- Labor shortage inhibits occupancy and lifts operating costs. While the headwinds directly related to COVID-19 have eased, the lingering labor deficit in the industry continues to plague operations. The American Health Care Association/ National Center for Assisted Living reported that over 95 percent of nursing homes and assisted living communities were dealing with staff shortages last year.
- Competition for stabilized assets steers buyers to upside prospects. After most institutions hit pause in the early stages of the health crisis, many came off the sidelines as more stabilized properties entered the market.
Unbalanced Seniors Housing Recovery Transpires
- Levels of care that require more staff face steeper hurdles. Many assisted living and memory care communities are facing headwinds recruiting and retaining staff, slowing the pace of occupancy recovery. Ending last year, both segments recorded sub-79 percent occupancy on a national level.
- Dense coastal areas trail in the recovery. Seniors housing was put in a negative spotlight early in the pandemic amid virus outbreaks at facilities, particularly in the Northeast and Pacific regions.
- Low construction alleviates other sector challenges. Across seniors housing last year, inventory growth totaled just 3.4 percent — the slowest expansion since 2014. The sluggish pace of development will extend into 2022 amid high material costs and supply chain bottlenecks.
Skilled Nursing Slowly Moving in the Right Direction

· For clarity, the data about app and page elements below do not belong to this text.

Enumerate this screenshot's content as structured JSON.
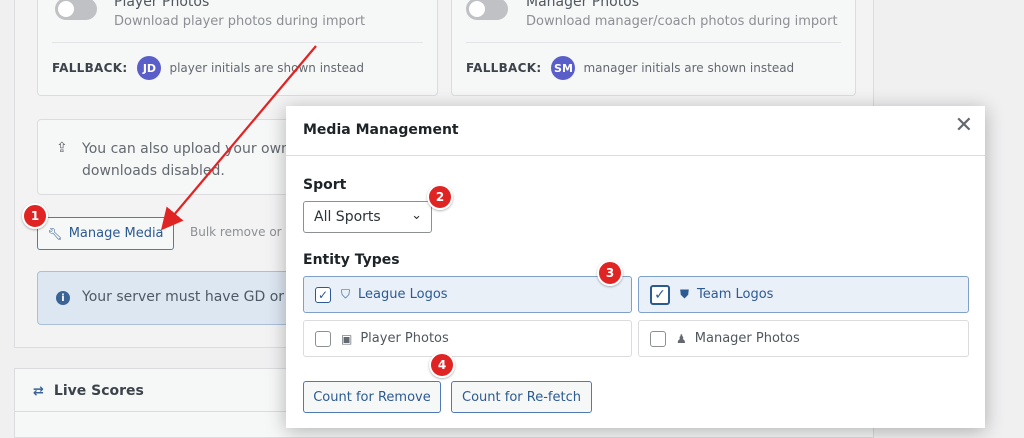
{
  "background": {
    "player_card": {
      "title": "Player Photos",
      "description": "Download player photos during import",
      "fallback_label": "FALLBACK:",
      "initials": "JD",
      "fallback_text": "player initials are shown instead"
    },
    "manager_card": {
      "title": "Manager Photos",
      "description": "Download manager/coach photos during import",
      "fallback_label": "FALLBACK:",
      "initials": "SM",
      "fallback_text": "manager initials are shown instead"
    },
    "upload_note": "You can also upload your own l downloads disabled.",
    "manage_button": "Manage Media",
    "bulk_text": "Bulk remove or r",
    "server_notice": "Your server must have GD or In",
    "live_scores_title": "Live Scores"
  },
  "modal": {
    "title": "Media Management",
    "close_glyph": "✕",
    "sport_label": "Sport",
    "sport_selected": "All Sports",
    "entity_label": "Entity Types",
    "entities": [
      {
        "label": "League Logos",
        "checked": true,
        "icon": "shield-icon"
      },
      {
        "label": "Team Logos",
        "checked": true,
        "icon": "shield-icon"
      },
      {
        "label": "Player Photos",
        "checked": false,
        "icon": "id-card-icon"
      },
      {
        "label": "Manager Photos",
        "checked": false,
        "icon": "person-icon"
      }
    ],
    "buttons": {
      "count_remove": "Count for Remove",
      "count_refetch": "Count for Re-fetch"
    }
  },
  "badges": [
    "1",
    "2",
    "3",
    "4"
  ],
  "colors": {
    "accent": "#2c5a93",
    "badge": "#e02424",
    "initials_bg": "#5a5ec9",
    "notice_bg": "#dde7f2"
  }
}
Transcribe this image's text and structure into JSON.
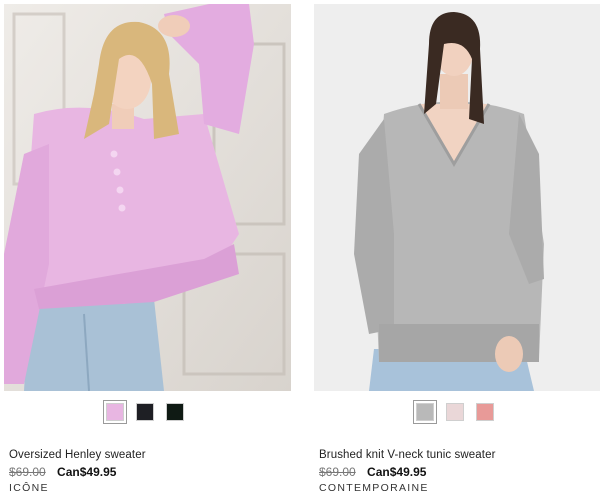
{
  "products": [
    {
      "name": "Oversized Henley sweater",
      "price_original": "$69.00",
      "price_sale": "Can$49.95",
      "brand": "ICÔNE",
      "image_alt": "model in pink Henley sweater",
      "swatches": [
        {
          "color": "#e8b6e2",
          "name": "pink",
          "selected": true
        },
        {
          "color": "#1e1f24",
          "name": "black",
          "selected": false
        },
        {
          "color": "#0f1a14",
          "name": "dark green",
          "selected": false
        }
      ]
    },
    {
      "name": "Brushed knit V-neck tunic sweater",
      "price_original": "$69.00",
      "price_sale": "Can$49.95",
      "brand": "CONTEMPORAINE",
      "image_alt": "model in grey V-neck tunic sweater",
      "swatches": [
        {
          "color": "#b9b9b9",
          "name": "grey",
          "selected": true
        },
        {
          "color": "#ead7d8",
          "name": "light pink",
          "selected": false
        },
        {
          "color": "#e89a98",
          "name": "coral",
          "selected": false
        }
      ]
    }
  ]
}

Occupancy climbs in three straight quarters, but a lot of ground to make up. As skilled nursing facilities are particularly labor intensive, many facilities are struggling to maintain sufficient staffing in the current environment. This is limiting admissions, and therefore, occupancy gains. Nonetheless, the recovery is underway, as the segment recorded positive absorption of at least 4,500 units in each of the past three quarters, bringing occupancy to 77.1 percent entering 2022. Still, this is 900 basis points behind the 2019 measure. Meanwhile, average daily rates continued to steadily elevate, with the fastest climbs in the Mid-Atlantic and Pacific regions.
Sources: NIC Map® Data and Analysis Service (www.nicmap.org)
The information contained in this report was obtained from sources deemed to be reliable. Every effort was made to obtain accurate and complete information; however, no representation, warranty or guarantee, express or implied, may be made as to the accuracy or reliability of the information contained herein. Sales data includes transactions sold for $1 million or greater unless otherwise noted. This is not intended to be a forecast of future events and this is not a guaranty regarding a future event. This is not intended to provide specific investment advice and should not be considered as investment advice.
Sources: Marcus & Millichap Research Services; NIC Map® Data and Analysis Service (www.nicmap.org); U.S. Census Bureau; Moody’s Analytics; Real Capital Analytics